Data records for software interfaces
━━━━━━━━━━━━━━━━
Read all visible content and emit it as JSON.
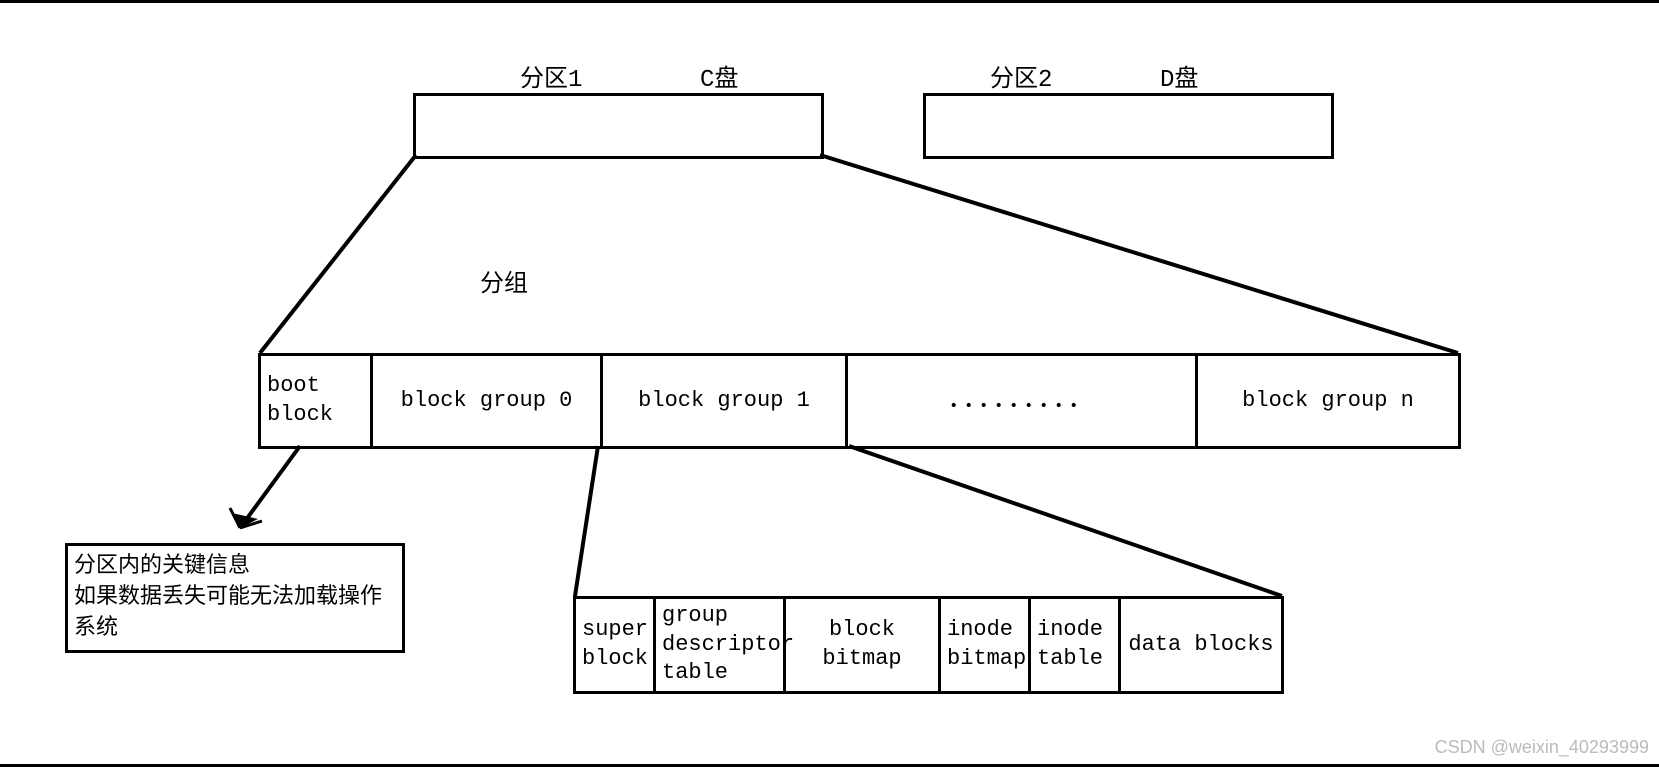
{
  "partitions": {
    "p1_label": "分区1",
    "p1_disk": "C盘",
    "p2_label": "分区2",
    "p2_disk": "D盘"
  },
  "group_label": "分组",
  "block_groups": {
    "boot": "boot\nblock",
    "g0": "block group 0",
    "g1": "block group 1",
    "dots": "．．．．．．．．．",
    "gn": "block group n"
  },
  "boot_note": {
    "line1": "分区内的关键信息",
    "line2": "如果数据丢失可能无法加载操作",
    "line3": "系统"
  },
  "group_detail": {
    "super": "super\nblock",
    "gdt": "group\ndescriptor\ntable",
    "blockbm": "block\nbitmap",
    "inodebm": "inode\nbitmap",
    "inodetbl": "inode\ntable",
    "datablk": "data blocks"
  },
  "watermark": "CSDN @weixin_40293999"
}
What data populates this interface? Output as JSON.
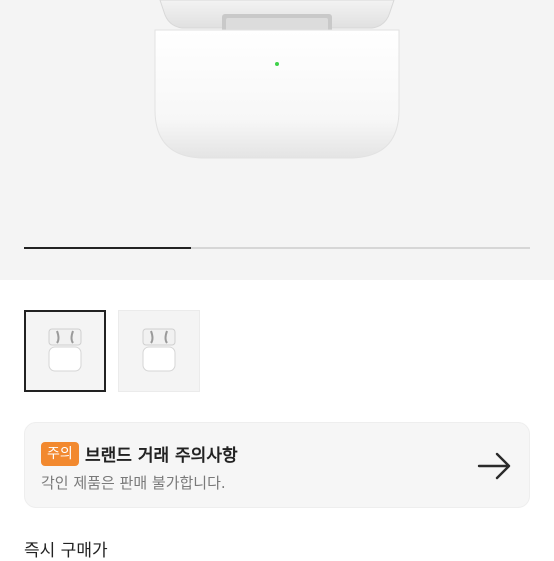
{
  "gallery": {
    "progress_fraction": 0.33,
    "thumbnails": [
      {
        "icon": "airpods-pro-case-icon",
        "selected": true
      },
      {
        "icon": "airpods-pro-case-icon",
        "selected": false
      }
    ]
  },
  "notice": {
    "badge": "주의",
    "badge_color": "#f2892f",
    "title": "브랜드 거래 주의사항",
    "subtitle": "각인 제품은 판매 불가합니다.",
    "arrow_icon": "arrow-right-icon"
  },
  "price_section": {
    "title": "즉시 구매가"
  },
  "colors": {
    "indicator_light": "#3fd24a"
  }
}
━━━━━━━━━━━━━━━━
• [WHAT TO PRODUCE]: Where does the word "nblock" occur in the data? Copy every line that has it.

• [THE ANSWER]:
    "boot": "boot\nblock",
    "super": "super\nblock",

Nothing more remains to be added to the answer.